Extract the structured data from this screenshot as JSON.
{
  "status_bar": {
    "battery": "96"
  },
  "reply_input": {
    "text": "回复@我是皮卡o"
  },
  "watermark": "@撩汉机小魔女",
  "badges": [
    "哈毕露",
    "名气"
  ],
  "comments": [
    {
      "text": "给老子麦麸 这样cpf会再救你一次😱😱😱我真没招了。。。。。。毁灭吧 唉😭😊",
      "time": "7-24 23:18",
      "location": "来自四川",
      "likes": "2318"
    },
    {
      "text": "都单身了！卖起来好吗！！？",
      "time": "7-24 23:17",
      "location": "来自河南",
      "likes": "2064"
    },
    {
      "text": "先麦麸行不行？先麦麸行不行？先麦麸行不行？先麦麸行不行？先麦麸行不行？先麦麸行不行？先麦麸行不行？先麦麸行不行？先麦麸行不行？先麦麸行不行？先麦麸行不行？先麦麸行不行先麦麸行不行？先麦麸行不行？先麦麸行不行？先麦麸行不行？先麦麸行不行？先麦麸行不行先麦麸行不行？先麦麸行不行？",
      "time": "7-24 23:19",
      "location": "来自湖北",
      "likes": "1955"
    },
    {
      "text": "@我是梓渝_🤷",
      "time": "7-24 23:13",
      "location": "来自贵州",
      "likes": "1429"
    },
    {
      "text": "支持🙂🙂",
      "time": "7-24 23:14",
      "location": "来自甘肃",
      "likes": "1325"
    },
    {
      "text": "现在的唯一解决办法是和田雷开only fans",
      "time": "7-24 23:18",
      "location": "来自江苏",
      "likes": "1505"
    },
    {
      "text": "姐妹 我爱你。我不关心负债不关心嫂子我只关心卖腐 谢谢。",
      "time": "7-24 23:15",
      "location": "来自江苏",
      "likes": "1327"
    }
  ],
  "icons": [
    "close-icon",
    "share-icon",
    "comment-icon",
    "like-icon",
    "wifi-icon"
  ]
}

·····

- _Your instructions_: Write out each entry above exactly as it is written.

- _Finished exercise_:
Extract the structured data from this screenshot as JSON.
{
  "status_bar": {
    "battery": "96"
  },
  "reply_input": {
    "text": "回复@我是皮卡o"
  },
  "watermark": "@撩汉机小魔女",
  "badges": [
    "哈毕露",
    "名气"
  ],
  "comments": [
    {
      "text": "给老子麦麸 这样cpf会再救你一次😱😱😱我真没招了。。。。。。毁灭吧 唉😭😊",
      "time": "7-24 23:18",
      "location": "来自四川",
      "likes": "2318"
    },
    {
      "text": "都单身了！卖起来好吗！！？",
      "time": "7-24 23:17",
      "location": "来自河南",
      "likes": "2064"
    },
    {
      "text": "先麦麸行不行？先麦麸行不行？先麦麸行不行？先麦麸行不行？先麦麸行不行？先麦麸行不行？先麦麸行不行？先麦麸行不行？先麦麸行不行？先麦麸行不行？先麦麸行不行？先麦麸行不行先麦麸行不行？先麦麸行不行？先麦麸行不行？先麦麸行不行？先麦麸行不行？先麦麸行不行先麦麸行不行？先麦麸行不行？",
      "time": "7-24 23:19",
      "location": "来自湖北",
      "likes": "1955"
    },
    {
      "text": "@我是梓渝_🤷",
      "time": "7-24 23:13",
      "location": "来自贵州",
      "likes": "1429"
    },
    {
      "text": "支持🙂🙂",
      "time": "7-24 23:14",
      "location": "来自甘肃",
      "likes": "1325"
    },
    {
      "text": "现在的唯一解决办法是和田雷开only fans",
      "time": "7-24 23:18",
      "location": "来自江苏",
      "likes": "1505"
    },
    {
      "text": "姐妹 我爱你。我不关心负债不关心嫂子我只关心卖腐 谢谢。",
      "time": "7-24 23:15",
      "location": "来自江苏",
      "likes": "1327"
    }
  ],
  "icons": [
    "close-icon",
    "share-icon",
    "comment-icon",
    "like-icon",
    "wifi-icon"
  ]
}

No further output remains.